Rabbi Meir Baal HaNes tomb in Tiberias, Israel

Rabbi Meir Baal HaNes tomb in Tiberias, Israel. Photo credit: © Shutterstock

Rabbi Yehuda bar Eliyahu – Ein Zeitim, Near Tzfat

Praying at this great scholar’s grave is supposed to bring a blessing on your income. There is an olive tree next to the grave and it is traditional to take a leaf from the tree and place it in your pocket. Rabbi Yehuda bar Eliyahu was one of Rabbi Akiva’s last five students. Today a Kollel (house of Torah study) stands over his tomb and his father’s tomb.

Ari HaKadosh – Tzfat

Ari HaKadosh (the Holy Lion)'s real name was Rabbi Isaac Luria Ashkenazi and he lived in the 16th century. He wrote an interpretation of the Zohar and began the Kabbalah movement; the mystic branch of Judaism. Visiting this gravesite is a spiritual and mystic experience. In Tsfat you can visit the synagogue named after him.

Rabbi Akiva – Tiberias

The great Akiva was a poor shepherd and only at the age of 40 did he learn to read and write. He soon became a wise and respected Torah scholar. He spent the rest of his life studying the Jewish religious scriptures. Visiting this grave gains worshipers the blessing of wisdom and success in their studies. The most popular time to visit the grave is on the eve of Yom Kippur as this is the anniversary of his death.
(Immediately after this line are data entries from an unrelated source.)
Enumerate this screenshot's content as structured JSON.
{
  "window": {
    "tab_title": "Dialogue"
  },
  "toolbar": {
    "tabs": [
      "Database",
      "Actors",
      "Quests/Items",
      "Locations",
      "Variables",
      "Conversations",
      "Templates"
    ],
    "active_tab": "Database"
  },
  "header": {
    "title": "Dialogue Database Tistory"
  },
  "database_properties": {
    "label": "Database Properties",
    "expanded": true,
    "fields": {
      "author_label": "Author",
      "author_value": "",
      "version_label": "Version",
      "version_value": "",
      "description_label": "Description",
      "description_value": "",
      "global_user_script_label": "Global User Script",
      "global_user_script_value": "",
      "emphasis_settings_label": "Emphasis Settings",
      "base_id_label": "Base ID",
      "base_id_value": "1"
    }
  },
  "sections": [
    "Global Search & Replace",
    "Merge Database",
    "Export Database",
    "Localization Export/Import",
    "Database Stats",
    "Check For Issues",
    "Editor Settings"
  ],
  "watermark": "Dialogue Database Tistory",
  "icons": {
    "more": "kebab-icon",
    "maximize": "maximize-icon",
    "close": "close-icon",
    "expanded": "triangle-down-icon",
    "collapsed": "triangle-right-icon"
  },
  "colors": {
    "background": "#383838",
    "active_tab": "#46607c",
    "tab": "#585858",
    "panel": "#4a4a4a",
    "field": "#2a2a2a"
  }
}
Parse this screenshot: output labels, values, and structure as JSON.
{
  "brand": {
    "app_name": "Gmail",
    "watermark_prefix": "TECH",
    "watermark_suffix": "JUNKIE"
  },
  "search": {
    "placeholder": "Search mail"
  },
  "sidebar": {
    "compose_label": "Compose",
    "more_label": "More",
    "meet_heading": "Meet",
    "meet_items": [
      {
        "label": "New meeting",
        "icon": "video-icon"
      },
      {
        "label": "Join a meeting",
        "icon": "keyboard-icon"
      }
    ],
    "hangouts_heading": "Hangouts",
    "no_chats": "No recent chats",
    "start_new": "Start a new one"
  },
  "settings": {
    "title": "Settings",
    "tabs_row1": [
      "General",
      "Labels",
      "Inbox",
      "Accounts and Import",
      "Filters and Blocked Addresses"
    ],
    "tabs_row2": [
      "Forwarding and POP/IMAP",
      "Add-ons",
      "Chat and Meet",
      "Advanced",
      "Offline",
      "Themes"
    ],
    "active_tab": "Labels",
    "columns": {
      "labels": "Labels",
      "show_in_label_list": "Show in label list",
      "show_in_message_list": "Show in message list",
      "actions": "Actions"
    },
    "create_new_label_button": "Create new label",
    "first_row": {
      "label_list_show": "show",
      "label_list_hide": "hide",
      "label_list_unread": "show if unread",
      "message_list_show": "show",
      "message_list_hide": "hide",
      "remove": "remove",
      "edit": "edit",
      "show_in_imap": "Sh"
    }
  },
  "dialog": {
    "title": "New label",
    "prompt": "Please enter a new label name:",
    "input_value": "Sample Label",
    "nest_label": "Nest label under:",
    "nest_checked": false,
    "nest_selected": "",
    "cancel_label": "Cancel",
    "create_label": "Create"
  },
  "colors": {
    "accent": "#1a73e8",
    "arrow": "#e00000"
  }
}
To see the list of Jewish holy sites in Israel feel free to read this article